The Steve Bell cartoon in yesterday’s Guardian caused a fairly predictable reaction. SNP supporters and Yes voters were offended, some Guardian journalists drew ludicrous defensive comparisons citing Charlie Hebdo – as if people had called for Bell to be beheaded, rather than just expressed the opinion that the cartoon was nasty and racist – and lovers of comedy went off scratching their heads after fruitless attempts to understand what the joke was supposed to be.
(“It’s a quote!”, shouted quite a few people, naming about a dozen different historical figures as the alleged source of a line about trying everything once, but none of them offering anything by way of explanation on how that was connected to any comment or policy of Nicola Sturgeon’s or the SNP’s.)
Anyone naively thinking that the publication of the cartoon was just an unfortunate lapse or oversight will have been disappointed by today’s paper, which carries another painfully unfunny and incomprehensible Nat-bashing effort from Bell, although this time the offence is limited to the portrayal of Sturgeon and Alex Salmond as a pair of stereotypical kilt-wearing Jocks.
(The caption explains the strip as being purportedly about “Salmond and Sturgeon’s Highland fling”, but we haven’t a clue what that’s supposed to mean. We’re not aware of them having visited the Highlands recently and we can’t think of any characteristic of full fiscal autonomy that resembles a traditional dance.)
Unionists, meanwhile, indignantly pointed out to some complainants that attacking the SNP isn’t the same thing as attacking Scots as a whole. But as media hysteria about the apparently-unconscionable prospect of Scottish MPs influencing a UK government reaches fever pitch, that distinction is getting less and less meaninfgul.
45% of Scots voted Yes in the independence referendum, and most opinion polls show a higher percentage than that planning to vote for the SNP at this May’s general election.

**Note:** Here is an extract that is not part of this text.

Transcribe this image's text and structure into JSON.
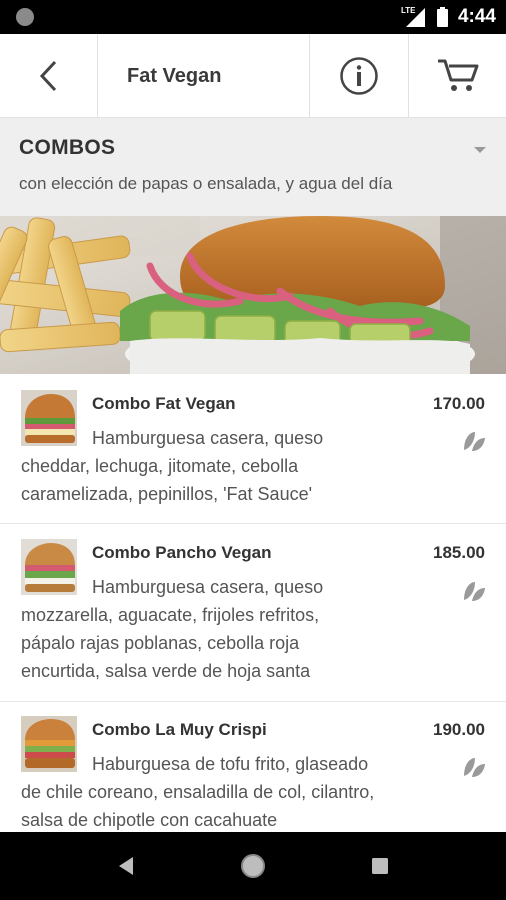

Those two groups are not identical – a sizeable minority (typically 15-20%) of SNP supporters oppose independence, and a significant number of supporters of other parties voted Yes last September.
The most recent Lord Ashcroft polls – conducted in areas which voted No in the referendum – found that only 42% of respondents said they definitely wouldn’t vote for the SNP (page 8). His previous poll, of largely Yes-supporting areas, found just 33% saying they definitely wouldn’t back the Nats (also page 8).
What we can deduce from all the above data is that a clear majority of Scots either already do vote for the SNP or are prepared to consider doing so. And what that in turn means, by an inevitable process of arithmetic, is that crass, insulting depictions of the SNP in fact are attacks on most – though not all – Scots.
So when the likes of Bell suggest, as he did last November, that Sturgeon leads a party that’s akin to the Nazis, that’s a much wider jibe than it seems.
(Again we’re left bemused by the “joke”. We get the first frame – mocking the SNP’s relentless positivity – and also the second frame about ludicrous political language, but we can’t for the life of us work out how that then leads to the “National Socialism” punchline. The Nazis weren’t exactly known for their sunny, upbeat rhetoric.)
The message blaring out of England all this year has been that Scots have no right to exert democratic political influence in the UK Parliament by voting for the parties they like. The right-wing media shrieks in outrage about “Tartan Stalinism” being imposed on the English if SNP votes let Ed Miliband in, while Labour clubs Scots over the head about how voting SNP will let the Tories in.
The tone results in demented headlines like this one in today’s Mirror:
Both sides of the media and all the Westminster parties chip in with similar words – menace, destruction, danger, terrifying, doomsday – to refer to a peaceful democratic process by which voters and parties pursue legitimate political aims.
The whole of Scotland is “othered”, turned from UK citizens into a sinister insurgency, an invading force, the barbarians at the gates. Scots are stupid savages, an inferior species of beasts which cannot be reasoned with:
Iain Macwhirter in today’s Herald calls it a “vile witch-hunt”, and he’s not overstating it. All sides, for their own reasons, are desperately trying to portray a vote for the SNP as a reckless, borderline terrorist act, for no other reason than that neither Labour nor the Tories can command enough support to secure a majority, even under a First Past The Post electoral system that grants absolute power on 35% of the vote.
In 2013 Steve Bell had suggested that Scotland – expressly the whole country, not the SNP – should “go and [—-] itself”, with nobody left in any doubt as to which word was being obscured.
The rest of the UK – the country which just months ago was begging Scotland to stay – has now joined in, because Scots foolishly heeded the pleas that they should remain in the United Kingdom and play a full part in its governance. Yet the moment they showed the slightest sign of doing so, they’ve been drowned in vitriol.
We suspect that if there’s a second independence referendum – and that event seems closer with every passing day – a “lovebombing” strategy will be rather less effective. And for that, if not for his services to comedy, we’ll owe Steve Bell a debt of gratitude. So we urge angry readers not to demand his silencing by the Guardian – censorship is wrong. Je suis Stevie.
And to Bell himself we say only this: keep ’em coming, champ.